It is a powerful argument, with strong emotive support from MPs; it is also a highly convenient position for the operators to take. The Government’s own study, commissioned in 2013, shows that rental charges make up a small percentage of the cost of erecting and maintaining infrastructure.

Any move to impose state regulation, disrupt a functioning market and impose preferential rents for multi-national telecommunications companies cannot be justified by simplistic emotive arguments.

There is a point of principle that we cannot ignore. Members have the right to seek a market value rent for access to, and use of, their land, but there is also a clear interest for Government and the mobile phone providers not to impose their will on landowners.

If the law encourages operators to impose terms rather than negotiate, the consequence will be a significant increase in unnecessary conflict and legal disputes.

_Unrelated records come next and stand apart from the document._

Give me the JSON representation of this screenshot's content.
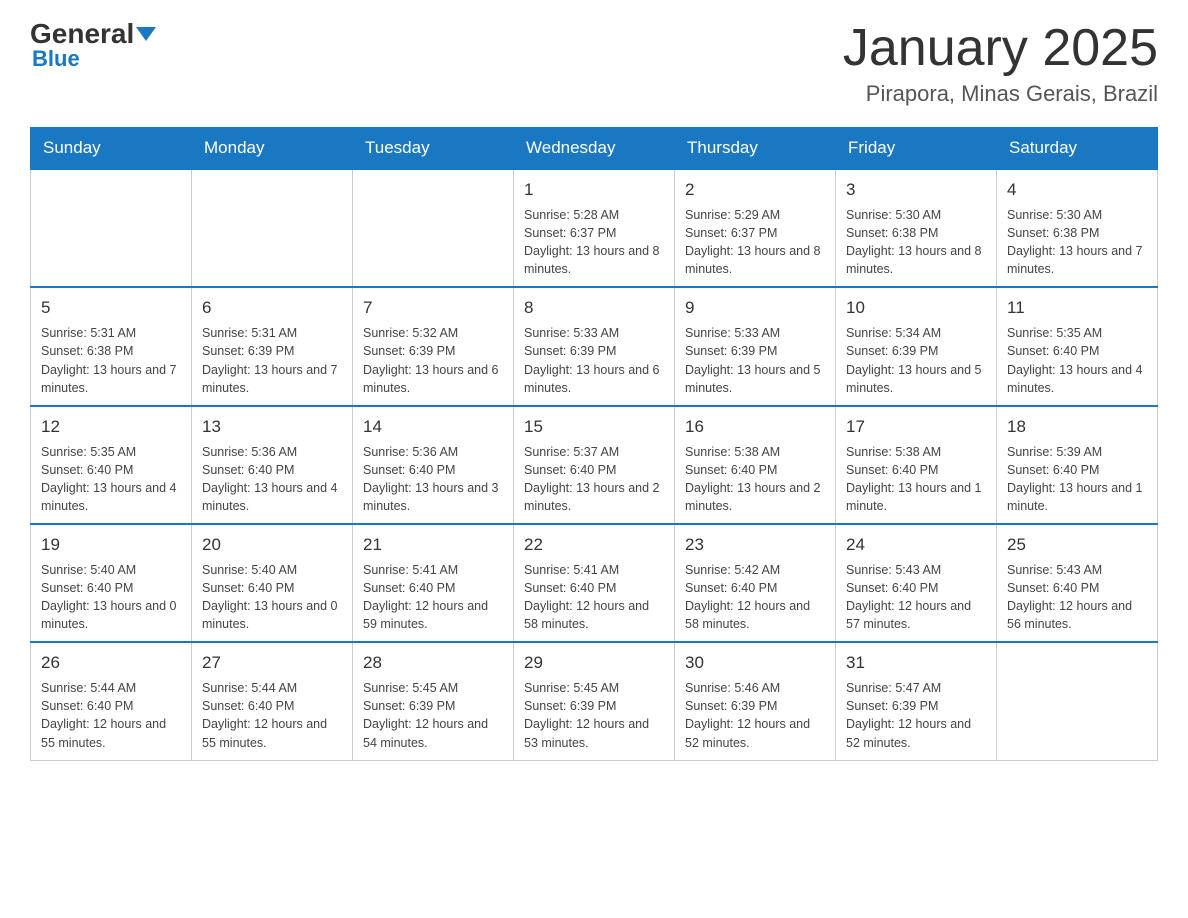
{
  "header": {
    "logo_general": "General",
    "logo_blue": "Blue",
    "title": "January 2025",
    "subtitle": "Pirapora, Minas Gerais, Brazil"
  },
  "calendar": {
    "days_of_week": [
      "Sunday",
      "Monday",
      "Tuesday",
      "Wednesday",
      "Thursday",
      "Friday",
      "Saturday"
    ],
    "weeks": [
      {
        "cells": [
          {
            "day": "",
            "info": ""
          },
          {
            "day": "",
            "info": ""
          },
          {
            "day": "",
            "info": ""
          },
          {
            "day": "1",
            "info": "Sunrise: 5:28 AM\nSunset: 6:37 PM\nDaylight: 13 hours and 8 minutes."
          },
          {
            "day": "2",
            "info": "Sunrise: 5:29 AM\nSunset: 6:37 PM\nDaylight: 13 hours and 8 minutes."
          },
          {
            "day": "3",
            "info": "Sunrise: 5:30 AM\nSunset: 6:38 PM\nDaylight: 13 hours and 8 minutes."
          },
          {
            "day": "4",
            "info": "Sunrise: 5:30 AM\nSunset: 6:38 PM\nDaylight: 13 hours and 7 minutes."
          }
        ]
      },
      {
        "cells": [
          {
            "day": "5",
            "info": "Sunrise: 5:31 AM\nSunset: 6:38 PM\nDaylight: 13 hours and 7 minutes."
          },
          {
            "day": "6",
            "info": "Sunrise: 5:31 AM\nSunset: 6:39 PM\nDaylight: 13 hours and 7 minutes."
          },
          {
            "day": "7",
            "info": "Sunrise: 5:32 AM\nSunset: 6:39 PM\nDaylight: 13 hours and 6 minutes."
          },
          {
            "day": "8",
            "info": "Sunrise: 5:33 AM\nSunset: 6:39 PM\nDaylight: 13 hours and 6 minutes."
          },
          {
            "day": "9",
            "info": "Sunrise: 5:33 AM\nSunset: 6:39 PM\nDaylight: 13 hours and 5 minutes."
          },
          {
            "day": "10",
            "info": "Sunrise: 5:34 AM\nSunset: 6:39 PM\nDaylight: 13 hours and 5 minutes."
          },
          {
            "day": "11",
            "info": "Sunrise: 5:35 AM\nSunset: 6:40 PM\nDaylight: 13 hours and 4 minutes."
          }
        ]
      },
      {
        "cells": [
          {
            "day": "12",
            "info": "Sunrise: 5:35 AM\nSunset: 6:40 PM\nDaylight: 13 hours and 4 minutes."
          },
          {
            "day": "13",
            "info": "Sunrise: 5:36 AM\nSunset: 6:40 PM\nDaylight: 13 hours and 4 minutes."
          },
          {
            "day": "14",
            "info": "Sunrise: 5:36 AM\nSunset: 6:40 PM\nDaylight: 13 hours and 3 minutes."
          },
          {
            "day": "15",
            "info": "Sunrise: 5:37 AM\nSunset: 6:40 PM\nDaylight: 13 hours and 2 minutes."
          },
          {
            "day": "16",
            "info": "Sunrise: 5:38 AM\nSunset: 6:40 PM\nDaylight: 13 hours and 2 minutes."
          },
          {
            "day": "17",
            "info": "Sunrise: 5:38 AM\nSunset: 6:40 PM\nDaylight: 13 hours and 1 minute."
          },
          {
            "day": "18",
            "info": "Sunrise: 5:39 AM\nSunset: 6:40 PM\nDaylight: 13 hours and 1 minute."
          }
        ]
      },
      {
        "cells": [
          {
            "day": "19",
            "info": "Sunrise: 5:40 AM\nSunset: 6:40 PM\nDaylight: 13 hours and 0 minutes."
          },
          {
            "day": "20",
            "info": "Sunrise: 5:40 AM\nSunset: 6:40 PM\nDaylight: 13 hours and 0 minutes."
          },
          {
            "day": "21",
            "info": "Sunrise: 5:41 AM\nSunset: 6:40 PM\nDaylight: 12 hours and 59 minutes."
          },
          {
            "day": "22",
            "info": "Sunrise: 5:41 AM\nSunset: 6:40 PM\nDaylight: 12 hours and 58 minutes."
          },
          {
            "day": "23",
            "info": "Sunrise: 5:42 AM\nSunset: 6:40 PM\nDaylight: 12 hours and 58 minutes."
          },
          {
            "day": "24",
            "info": "Sunrise: 5:43 AM\nSunset: 6:40 PM\nDaylight: 12 hours and 57 minutes."
          },
          {
            "day": "25",
            "info": "Sunrise: 5:43 AM\nSunset: 6:40 PM\nDaylight: 12 hours and 56 minutes."
          }
        ]
      },
      {
        "cells": [
          {
            "day": "26",
            "info": "Sunrise: 5:44 AM\nSunset: 6:40 PM\nDaylight: 12 hours and 55 minutes."
          },
          {
            "day": "27",
            "info": "Sunrise: 5:44 AM\nSunset: 6:40 PM\nDaylight: 12 hours and 55 minutes."
          },
          {
            "day": "28",
            "info": "Sunrise: 5:45 AM\nSunset: 6:39 PM\nDaylight: 12 hours and 54 minutes."
          },
          {
            "day": "29",
            "info": "Sunrise: 5:45 AM\nSunset: 6:39 PM\nDaylight: 12 hours and 53 minutes."
          },
          {
            "day": "30",
            "info": "Sunrise: 5:46 AM\nSunset: 6:39 PM\nDaylight: 12 hours and 52 minutes."
          },
          {
            "day": "31",
            "info": "Sunrise: 5:47 AM\nSunset: 6:39 PM\nDaylight: 12 hours and 52 minutes."
          },
          {
            "day": "",
            "info": ""
          }
        ]
      }
    ]
  }
}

Our efforts in blocking the first draft of the revised code mean there will now be a consultation on the subject and we will continue forcefully to make our case.

There is still a way to go before we secure a resolution to this important issue, but we are committed to staying the course. We want to see rural communities and rural businesses getting the connections they need.

We will play a full and constructive part in making that happen. We will not, however, do that by allowing Government to ride roughshod over a member’s right to seek a reasonable market value for rent and access to their land.

Henry Robinson is president of the Country Land & Business Association.